Disclaimer: This happened on April 2015.
Police in Shropshire have issued a warning after the death of a woman who took “diet pills” bought over the internet.
Doctors were unable to save Eloise Aimee Parry, 21, from Shrewsbury, who took the tablets believed to contain the highly toxic industrial chemical dinitrophenol, also known as DNP.
Her mother, Fiona Parry, said her daughter had burned up from the inside and her metabolism “exploded like TNT” after taking the pills.
She said her daughter began feeling unwell at about lunchtime on 12 April and drove herself to Royal Shrewsbury hospital, where she explained to doctors what she had taken.
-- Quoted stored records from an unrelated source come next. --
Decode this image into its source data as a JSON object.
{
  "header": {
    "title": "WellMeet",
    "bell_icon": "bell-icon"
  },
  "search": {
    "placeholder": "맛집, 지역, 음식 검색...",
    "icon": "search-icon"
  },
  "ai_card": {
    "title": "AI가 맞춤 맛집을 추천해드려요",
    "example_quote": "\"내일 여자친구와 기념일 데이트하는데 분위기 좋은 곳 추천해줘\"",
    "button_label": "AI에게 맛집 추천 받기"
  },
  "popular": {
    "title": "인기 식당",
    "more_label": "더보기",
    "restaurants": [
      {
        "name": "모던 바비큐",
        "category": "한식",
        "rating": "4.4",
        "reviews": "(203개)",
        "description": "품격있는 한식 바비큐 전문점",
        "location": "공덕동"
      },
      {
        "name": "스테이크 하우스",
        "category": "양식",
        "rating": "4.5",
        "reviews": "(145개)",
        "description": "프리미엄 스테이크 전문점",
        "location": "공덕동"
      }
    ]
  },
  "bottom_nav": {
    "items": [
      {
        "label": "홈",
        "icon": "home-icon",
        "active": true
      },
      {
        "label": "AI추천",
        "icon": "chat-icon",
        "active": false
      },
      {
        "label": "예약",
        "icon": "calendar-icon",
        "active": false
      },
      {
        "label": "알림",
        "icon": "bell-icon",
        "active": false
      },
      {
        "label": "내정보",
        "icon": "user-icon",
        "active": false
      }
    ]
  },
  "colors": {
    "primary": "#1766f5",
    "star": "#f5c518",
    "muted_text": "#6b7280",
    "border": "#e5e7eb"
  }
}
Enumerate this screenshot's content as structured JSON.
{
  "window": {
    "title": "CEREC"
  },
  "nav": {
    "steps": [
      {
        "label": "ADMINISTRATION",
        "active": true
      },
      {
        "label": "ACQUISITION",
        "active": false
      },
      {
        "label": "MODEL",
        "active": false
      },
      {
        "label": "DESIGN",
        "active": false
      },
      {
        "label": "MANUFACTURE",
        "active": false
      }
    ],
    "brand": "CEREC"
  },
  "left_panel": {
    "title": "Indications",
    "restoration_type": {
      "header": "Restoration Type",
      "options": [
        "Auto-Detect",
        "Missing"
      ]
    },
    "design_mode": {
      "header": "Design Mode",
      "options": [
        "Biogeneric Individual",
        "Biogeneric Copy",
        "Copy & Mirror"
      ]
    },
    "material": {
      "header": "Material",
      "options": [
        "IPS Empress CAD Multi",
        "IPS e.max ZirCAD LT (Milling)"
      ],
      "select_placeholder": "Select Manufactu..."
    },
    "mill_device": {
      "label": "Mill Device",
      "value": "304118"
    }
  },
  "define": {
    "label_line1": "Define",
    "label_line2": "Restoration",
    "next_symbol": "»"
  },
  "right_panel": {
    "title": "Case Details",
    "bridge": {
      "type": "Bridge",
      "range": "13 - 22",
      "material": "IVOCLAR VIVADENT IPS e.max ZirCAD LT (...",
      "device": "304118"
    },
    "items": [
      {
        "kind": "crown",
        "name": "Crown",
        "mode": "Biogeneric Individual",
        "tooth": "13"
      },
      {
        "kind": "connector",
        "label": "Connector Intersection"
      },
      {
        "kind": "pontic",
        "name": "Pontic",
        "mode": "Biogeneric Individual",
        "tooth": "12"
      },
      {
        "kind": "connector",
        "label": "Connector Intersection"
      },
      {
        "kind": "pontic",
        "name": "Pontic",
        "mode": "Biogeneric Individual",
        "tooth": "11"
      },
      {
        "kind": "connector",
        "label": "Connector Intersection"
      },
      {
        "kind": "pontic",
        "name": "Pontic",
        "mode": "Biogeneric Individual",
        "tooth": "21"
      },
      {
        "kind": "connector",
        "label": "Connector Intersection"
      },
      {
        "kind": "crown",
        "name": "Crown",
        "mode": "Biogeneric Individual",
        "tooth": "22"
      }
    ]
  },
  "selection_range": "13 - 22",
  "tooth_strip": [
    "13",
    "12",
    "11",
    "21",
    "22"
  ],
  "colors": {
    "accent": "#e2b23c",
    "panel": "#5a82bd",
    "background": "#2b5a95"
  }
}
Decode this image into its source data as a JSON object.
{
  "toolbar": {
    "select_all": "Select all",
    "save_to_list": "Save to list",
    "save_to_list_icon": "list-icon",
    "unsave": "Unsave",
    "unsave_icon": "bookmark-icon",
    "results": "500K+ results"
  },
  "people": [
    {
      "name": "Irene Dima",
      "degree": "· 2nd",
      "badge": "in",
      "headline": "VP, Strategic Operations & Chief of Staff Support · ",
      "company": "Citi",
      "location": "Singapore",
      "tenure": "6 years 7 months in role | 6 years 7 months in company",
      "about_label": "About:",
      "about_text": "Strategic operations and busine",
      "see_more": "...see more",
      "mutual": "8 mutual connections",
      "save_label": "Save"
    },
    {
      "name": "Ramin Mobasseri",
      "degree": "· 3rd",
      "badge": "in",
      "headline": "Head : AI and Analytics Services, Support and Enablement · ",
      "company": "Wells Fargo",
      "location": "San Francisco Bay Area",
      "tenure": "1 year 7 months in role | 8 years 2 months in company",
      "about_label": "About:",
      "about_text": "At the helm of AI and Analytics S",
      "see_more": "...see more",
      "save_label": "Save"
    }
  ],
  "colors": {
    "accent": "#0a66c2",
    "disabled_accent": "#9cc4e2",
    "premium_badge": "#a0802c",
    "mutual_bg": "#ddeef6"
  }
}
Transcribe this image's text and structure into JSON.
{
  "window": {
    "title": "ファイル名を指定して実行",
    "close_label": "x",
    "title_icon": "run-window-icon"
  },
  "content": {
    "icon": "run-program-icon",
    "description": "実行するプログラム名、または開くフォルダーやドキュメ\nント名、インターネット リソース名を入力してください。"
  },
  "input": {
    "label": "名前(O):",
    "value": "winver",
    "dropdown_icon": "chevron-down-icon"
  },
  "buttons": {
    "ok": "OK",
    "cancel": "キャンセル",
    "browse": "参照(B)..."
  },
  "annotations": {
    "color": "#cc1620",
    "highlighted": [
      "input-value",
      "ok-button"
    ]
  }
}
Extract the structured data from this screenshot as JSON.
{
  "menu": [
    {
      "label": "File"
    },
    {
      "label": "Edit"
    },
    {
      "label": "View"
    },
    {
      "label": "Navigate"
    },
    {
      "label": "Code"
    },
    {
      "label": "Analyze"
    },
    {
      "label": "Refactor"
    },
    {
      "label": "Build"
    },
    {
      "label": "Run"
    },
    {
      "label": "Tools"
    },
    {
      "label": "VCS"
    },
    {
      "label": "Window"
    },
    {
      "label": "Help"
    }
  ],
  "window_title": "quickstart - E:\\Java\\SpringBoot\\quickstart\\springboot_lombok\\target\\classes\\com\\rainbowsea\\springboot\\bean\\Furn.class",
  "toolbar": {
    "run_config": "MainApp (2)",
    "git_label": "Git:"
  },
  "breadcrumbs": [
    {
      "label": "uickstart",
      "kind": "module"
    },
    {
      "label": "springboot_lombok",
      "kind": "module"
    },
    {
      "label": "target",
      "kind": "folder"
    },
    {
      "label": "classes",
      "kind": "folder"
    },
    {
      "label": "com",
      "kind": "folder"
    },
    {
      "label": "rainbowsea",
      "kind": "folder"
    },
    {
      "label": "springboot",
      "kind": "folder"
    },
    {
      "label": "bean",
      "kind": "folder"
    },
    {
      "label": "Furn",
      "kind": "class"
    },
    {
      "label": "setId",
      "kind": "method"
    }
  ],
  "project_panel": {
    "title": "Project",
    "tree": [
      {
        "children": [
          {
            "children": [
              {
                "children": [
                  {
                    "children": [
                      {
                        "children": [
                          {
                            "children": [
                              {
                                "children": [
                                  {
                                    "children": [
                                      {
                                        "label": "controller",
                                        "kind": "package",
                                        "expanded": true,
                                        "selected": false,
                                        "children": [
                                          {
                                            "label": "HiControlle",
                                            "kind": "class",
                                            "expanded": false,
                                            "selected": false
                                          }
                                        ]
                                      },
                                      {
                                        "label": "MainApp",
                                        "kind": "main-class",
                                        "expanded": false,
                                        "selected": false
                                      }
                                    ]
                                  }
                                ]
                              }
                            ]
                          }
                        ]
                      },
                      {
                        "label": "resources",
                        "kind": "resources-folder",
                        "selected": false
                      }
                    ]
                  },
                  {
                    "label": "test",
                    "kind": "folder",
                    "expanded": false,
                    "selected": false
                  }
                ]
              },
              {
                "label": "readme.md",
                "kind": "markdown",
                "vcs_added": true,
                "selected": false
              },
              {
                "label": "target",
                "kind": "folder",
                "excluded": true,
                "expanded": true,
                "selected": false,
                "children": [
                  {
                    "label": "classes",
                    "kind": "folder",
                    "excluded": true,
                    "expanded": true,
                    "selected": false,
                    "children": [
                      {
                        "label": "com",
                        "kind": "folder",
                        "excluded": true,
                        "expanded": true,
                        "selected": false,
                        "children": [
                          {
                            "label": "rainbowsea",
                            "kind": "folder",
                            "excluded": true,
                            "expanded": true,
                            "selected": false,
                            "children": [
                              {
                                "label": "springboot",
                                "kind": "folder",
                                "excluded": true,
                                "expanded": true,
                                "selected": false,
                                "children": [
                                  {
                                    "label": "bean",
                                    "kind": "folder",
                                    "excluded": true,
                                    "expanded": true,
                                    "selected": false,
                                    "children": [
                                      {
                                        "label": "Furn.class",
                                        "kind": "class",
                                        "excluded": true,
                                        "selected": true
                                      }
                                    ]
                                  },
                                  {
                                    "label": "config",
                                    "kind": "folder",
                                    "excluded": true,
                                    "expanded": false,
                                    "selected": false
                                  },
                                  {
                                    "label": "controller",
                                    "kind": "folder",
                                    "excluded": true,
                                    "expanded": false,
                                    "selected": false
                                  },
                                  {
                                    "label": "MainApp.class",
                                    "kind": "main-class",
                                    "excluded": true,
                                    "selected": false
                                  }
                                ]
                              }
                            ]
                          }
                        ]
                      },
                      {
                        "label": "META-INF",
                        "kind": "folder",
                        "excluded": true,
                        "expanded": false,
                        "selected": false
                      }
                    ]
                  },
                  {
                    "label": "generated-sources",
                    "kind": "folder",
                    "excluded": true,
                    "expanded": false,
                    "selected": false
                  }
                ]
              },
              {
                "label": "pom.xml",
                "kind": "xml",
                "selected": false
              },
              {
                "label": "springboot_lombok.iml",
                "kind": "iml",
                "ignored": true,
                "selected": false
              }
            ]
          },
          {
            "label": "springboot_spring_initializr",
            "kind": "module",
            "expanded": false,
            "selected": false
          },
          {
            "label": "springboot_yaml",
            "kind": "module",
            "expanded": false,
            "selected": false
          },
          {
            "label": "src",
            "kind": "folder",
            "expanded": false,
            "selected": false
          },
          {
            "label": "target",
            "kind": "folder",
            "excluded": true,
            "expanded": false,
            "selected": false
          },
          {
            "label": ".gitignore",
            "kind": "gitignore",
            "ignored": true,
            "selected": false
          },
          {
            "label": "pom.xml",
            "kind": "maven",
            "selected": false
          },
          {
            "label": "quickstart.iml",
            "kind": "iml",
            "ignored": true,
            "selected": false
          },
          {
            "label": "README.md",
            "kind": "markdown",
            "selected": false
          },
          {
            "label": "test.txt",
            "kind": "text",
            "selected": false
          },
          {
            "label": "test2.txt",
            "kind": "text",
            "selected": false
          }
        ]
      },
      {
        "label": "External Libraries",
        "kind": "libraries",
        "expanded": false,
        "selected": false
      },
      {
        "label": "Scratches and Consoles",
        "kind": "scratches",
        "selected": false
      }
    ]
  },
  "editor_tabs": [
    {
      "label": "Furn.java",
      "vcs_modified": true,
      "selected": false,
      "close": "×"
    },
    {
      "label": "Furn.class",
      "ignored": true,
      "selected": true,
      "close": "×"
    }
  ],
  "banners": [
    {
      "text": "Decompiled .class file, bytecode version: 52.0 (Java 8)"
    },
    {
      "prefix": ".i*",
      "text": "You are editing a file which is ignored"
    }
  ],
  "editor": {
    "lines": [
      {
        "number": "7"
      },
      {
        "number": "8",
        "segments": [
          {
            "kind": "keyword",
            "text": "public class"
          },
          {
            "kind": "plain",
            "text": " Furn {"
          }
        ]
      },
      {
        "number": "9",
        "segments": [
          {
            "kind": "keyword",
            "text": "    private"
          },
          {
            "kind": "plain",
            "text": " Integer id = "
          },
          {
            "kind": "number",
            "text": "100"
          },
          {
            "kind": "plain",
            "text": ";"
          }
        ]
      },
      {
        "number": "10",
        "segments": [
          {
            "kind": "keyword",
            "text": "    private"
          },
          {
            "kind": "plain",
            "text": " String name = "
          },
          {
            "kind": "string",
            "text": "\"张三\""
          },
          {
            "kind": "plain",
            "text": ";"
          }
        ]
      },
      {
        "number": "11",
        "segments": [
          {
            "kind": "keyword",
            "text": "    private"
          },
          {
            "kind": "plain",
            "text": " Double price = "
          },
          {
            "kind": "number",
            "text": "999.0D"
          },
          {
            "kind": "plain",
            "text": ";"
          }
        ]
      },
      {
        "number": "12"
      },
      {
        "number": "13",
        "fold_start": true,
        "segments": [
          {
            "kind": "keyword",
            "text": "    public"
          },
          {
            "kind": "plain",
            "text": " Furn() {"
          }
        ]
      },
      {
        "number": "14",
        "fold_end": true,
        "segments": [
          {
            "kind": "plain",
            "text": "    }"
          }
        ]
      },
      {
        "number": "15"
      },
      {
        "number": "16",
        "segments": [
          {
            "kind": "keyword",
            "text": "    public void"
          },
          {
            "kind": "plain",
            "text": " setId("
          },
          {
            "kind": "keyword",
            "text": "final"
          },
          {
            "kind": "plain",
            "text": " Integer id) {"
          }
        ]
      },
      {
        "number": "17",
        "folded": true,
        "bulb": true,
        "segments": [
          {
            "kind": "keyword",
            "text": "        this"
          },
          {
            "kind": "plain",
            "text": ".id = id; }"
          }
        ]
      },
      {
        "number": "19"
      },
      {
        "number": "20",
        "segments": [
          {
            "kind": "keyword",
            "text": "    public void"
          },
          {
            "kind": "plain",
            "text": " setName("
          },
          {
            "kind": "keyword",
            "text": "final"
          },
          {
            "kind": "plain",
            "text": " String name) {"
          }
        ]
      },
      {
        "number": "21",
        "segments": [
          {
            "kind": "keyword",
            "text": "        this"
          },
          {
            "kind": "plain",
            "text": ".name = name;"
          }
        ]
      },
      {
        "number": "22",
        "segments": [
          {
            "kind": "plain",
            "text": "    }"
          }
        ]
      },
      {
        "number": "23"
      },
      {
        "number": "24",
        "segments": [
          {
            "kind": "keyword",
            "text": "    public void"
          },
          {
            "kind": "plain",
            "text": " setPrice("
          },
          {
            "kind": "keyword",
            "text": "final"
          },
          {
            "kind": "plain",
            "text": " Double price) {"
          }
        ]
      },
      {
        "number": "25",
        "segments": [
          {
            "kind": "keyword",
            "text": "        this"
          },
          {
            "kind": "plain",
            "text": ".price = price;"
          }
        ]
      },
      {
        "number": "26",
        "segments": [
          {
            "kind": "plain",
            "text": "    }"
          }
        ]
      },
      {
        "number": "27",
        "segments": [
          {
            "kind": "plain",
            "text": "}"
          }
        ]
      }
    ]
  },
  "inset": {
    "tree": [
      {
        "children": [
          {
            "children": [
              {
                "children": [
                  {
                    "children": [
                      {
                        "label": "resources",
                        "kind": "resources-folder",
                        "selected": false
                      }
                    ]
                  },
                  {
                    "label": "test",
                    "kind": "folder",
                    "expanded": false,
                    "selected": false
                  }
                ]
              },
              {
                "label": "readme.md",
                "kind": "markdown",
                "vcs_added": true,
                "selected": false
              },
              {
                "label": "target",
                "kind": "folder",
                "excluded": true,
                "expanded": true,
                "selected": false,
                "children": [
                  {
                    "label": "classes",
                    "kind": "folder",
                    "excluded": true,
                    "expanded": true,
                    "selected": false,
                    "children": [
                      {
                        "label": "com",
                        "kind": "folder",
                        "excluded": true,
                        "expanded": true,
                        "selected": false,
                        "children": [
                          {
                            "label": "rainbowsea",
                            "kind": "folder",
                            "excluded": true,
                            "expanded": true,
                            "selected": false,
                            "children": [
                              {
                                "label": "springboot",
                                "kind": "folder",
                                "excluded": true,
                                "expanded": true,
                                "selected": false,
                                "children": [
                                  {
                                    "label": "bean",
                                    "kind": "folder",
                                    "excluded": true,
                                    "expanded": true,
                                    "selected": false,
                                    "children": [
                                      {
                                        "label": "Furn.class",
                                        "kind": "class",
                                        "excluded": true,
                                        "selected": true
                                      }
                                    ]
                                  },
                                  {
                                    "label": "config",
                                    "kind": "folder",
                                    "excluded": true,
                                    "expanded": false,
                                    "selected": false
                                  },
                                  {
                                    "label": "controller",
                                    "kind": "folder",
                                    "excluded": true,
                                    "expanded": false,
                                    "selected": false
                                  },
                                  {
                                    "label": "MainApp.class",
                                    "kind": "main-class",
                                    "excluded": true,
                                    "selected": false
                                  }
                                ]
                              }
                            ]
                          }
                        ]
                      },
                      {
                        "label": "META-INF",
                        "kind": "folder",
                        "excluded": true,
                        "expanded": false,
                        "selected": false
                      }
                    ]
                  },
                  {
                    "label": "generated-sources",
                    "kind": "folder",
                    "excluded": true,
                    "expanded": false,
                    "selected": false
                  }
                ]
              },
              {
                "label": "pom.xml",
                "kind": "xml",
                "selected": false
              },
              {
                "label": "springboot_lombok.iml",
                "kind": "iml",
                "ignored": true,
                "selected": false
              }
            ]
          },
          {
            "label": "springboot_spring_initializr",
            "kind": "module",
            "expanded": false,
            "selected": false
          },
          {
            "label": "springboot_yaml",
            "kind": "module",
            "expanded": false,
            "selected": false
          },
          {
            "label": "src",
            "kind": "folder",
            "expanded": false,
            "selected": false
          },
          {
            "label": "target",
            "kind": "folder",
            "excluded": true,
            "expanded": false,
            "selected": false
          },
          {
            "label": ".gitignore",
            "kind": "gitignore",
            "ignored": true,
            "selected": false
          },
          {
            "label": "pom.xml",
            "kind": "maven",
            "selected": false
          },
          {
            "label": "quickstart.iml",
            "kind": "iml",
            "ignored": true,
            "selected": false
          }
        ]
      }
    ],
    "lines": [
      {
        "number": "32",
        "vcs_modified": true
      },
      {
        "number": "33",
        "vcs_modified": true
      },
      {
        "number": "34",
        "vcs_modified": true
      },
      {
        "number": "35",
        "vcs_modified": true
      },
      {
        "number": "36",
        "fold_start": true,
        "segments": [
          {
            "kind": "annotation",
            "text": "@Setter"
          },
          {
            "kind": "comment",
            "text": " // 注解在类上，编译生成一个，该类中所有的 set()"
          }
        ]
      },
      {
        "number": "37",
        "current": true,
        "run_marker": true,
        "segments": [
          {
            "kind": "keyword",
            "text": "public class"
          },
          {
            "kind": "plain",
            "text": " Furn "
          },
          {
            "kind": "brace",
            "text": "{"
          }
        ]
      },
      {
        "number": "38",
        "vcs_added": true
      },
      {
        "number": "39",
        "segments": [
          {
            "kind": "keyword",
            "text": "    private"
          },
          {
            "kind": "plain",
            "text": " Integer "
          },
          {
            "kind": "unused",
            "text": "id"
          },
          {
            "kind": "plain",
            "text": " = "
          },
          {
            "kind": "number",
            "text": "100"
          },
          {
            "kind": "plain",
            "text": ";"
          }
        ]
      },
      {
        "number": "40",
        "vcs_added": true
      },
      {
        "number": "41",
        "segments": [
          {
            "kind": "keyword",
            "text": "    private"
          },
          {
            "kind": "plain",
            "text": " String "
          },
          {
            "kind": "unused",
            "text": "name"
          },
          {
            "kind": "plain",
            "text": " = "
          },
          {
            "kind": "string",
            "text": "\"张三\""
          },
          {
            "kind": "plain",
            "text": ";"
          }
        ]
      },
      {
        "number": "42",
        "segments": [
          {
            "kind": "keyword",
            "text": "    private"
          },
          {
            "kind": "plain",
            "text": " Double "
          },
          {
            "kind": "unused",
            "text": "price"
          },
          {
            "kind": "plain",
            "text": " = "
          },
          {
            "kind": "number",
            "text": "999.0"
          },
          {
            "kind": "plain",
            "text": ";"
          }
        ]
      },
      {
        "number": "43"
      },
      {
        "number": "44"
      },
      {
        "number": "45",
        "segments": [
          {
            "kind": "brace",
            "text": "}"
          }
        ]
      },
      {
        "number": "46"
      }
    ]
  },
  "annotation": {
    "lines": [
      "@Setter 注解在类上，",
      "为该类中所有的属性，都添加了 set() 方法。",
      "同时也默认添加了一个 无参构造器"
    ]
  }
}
She said there was no great panic because “[Eloise] was still completely lucid and with it. At this point she still seemed to be OK.”
That changed when doctors carried out a toxicology report that revealed “how dire her situation was”. “The drug was in her system, there was no antidote, two tablets was a lethal dose and she had taken eight,” Fiona Parry said in a tribute posted online. “As Eloise deteriorated, the staff in A&E did all they could to stabilize her.
“When her heart stopped they couldn’t revive her. She had crashed. She had taken so much DNP that the consequences were inevitable. They never stood a chance of saving her. She burned and crashed.”
Parry died the same day. Her mother added that that she would be greatly missed by everyone who knew her.
Speaking on Sky News, she said: “Once it’s in your system, there is nothing that will get it out again. Please don’t take this drug. If you’re somebody that makes the mistake that my daughter did, and takes too many of these pills, the doctors won’t be able to get them out of your system. It’s an awful way to die. I wouldn’t wish it on anybody.”
West Mercia police are conducting an investigation into Parry’s death and have issued a warning about buying diet pills online.
Ch Insp Jennifer Mattinson said: “We are undoubtedly concerned over the origin and sale of these pills, and are working with partner agencies to establish where they were bought from and how they were advertised.
“The coroner’s report will establish the exact cause of Eloise’s death, but we urge the public to be incredibly careful when purchasing medicine or supplements over the internet. Substances from unregistered websites could put your health at risk as they could be extremely harmful, out-of-date or fake.”
DNP was first used in French munition factories during the first world war to make explosives. The chemical became popular among people trying to lose weight, including those with eating disorders and bodybuilders, after clinical trials revealed it can result in the loss of up to 7kg in a week.
It does this by accelerating a person’s metabolism to a “dangerously fast level”, the NHS Choices website explains. Side-effects include skin lesions and cataracts and in some cases people have “literally cooked to death” after taking a fatal dose.
DNP was designated as “extremely dangerous and not fit for human consumption” in 1938 and is regulated by the Food Standards Agency (FSA). It is not an illegal substance, because it is used as a pesticide. Websites offer the drug without restriction, sometimes in capsule form, with only a clause stating that they do not take responsibility for how customers administer it.
Eloise Parry’s death is the fifth in the UK to be attributed to DNP, and more than 60 people worldwide have died as a result of taking it. In 2013, Sarah Houston, a 23-year-old student, was found dead in her bedroom after taking DNP. Houston’s parents, both doctors, called for an end to the “morally repugnant” practice of selling the drug in capsule form.
The previous year, Sarmad Alladin, an 18-year-old bodybuilder, died after taking DNP to lose weight, and Sean Cleathero, a 28-year-old father of one, died after taking the drug, which he got from a gym.
The FSA has previously issued advice against consumption of DNP in any form, which it said “can be extremely dangerous to human health”.
Public Health England said it was working with other agencies to raise awareness of DNP among healthcare professionals and the public. “DNP is not licensed as a medicine in the UK and is classified as a hazardous chemical as a result of its toxicity,” it said in a statement. “Adverse health effects are more common after taking high doses but severe adverse effects can occur when the drug is taken in the doses recommended on websites or by suppliers.”
Source: The Guardian